### Required action
Only lines containing the word "sender" belong in the answer; copy each one from the records.

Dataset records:

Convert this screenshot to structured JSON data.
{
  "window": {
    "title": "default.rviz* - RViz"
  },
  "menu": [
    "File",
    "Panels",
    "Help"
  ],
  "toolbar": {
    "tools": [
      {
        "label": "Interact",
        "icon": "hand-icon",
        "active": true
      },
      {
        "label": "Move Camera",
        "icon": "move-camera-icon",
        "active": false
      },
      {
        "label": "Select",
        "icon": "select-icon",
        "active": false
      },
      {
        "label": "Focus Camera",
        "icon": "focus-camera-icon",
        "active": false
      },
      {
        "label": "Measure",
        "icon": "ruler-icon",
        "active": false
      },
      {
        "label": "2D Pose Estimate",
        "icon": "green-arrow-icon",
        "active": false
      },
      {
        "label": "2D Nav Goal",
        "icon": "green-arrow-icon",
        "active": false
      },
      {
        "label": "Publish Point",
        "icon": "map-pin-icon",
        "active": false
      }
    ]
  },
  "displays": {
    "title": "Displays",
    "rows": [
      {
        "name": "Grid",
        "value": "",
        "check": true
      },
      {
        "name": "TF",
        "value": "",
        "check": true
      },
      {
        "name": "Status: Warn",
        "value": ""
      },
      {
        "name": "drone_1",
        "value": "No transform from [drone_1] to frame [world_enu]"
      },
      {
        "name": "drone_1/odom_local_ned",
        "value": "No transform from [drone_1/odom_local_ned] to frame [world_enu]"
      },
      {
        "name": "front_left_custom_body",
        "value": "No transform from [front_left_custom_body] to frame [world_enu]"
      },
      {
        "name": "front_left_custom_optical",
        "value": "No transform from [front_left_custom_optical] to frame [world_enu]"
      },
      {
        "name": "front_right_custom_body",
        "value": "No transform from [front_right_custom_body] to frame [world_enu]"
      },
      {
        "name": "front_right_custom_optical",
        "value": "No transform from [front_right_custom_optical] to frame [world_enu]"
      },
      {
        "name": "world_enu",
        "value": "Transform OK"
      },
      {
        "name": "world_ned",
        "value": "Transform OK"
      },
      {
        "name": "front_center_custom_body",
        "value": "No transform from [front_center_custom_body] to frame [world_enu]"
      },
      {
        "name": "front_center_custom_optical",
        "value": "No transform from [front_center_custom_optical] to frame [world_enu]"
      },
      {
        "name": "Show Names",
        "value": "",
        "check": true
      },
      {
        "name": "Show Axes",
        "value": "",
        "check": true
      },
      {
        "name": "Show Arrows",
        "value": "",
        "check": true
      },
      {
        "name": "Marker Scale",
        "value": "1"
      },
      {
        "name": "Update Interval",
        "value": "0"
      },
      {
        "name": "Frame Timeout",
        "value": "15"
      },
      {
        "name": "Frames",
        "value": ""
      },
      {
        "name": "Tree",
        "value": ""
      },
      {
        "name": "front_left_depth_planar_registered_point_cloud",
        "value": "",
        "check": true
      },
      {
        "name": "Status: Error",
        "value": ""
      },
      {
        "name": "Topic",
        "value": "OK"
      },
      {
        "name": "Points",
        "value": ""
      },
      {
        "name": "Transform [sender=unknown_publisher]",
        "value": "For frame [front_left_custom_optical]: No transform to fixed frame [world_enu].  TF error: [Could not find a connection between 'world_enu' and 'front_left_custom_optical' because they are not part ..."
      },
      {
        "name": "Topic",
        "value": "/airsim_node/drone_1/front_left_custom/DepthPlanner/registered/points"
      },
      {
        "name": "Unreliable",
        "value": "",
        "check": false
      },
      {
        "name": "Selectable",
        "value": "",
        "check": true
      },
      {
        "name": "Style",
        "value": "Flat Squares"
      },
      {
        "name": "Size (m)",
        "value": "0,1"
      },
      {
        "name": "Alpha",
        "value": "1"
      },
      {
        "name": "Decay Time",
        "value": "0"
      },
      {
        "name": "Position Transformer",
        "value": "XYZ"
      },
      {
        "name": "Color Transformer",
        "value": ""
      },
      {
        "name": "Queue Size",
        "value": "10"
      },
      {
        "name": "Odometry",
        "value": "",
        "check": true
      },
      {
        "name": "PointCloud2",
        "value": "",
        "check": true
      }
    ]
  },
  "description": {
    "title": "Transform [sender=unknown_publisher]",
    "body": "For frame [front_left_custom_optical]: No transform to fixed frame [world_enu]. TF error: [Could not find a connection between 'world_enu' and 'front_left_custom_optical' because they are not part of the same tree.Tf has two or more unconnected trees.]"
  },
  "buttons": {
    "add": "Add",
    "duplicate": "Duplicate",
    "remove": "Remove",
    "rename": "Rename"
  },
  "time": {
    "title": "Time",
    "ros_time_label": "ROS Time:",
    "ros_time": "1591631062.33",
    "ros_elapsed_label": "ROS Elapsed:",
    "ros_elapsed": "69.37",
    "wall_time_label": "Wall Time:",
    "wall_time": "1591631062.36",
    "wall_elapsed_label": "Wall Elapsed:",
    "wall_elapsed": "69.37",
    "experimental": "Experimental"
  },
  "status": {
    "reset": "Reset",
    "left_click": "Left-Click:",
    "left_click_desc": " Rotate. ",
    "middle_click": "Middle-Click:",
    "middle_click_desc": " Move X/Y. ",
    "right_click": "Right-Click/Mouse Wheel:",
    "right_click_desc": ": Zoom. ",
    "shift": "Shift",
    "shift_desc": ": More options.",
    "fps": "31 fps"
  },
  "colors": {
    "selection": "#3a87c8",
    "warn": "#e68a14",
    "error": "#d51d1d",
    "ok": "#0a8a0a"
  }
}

### Result of the task
        "name": "Transform [sender=unknown_publisher]",
    "title": "Transform [sender=unknown_publisher]",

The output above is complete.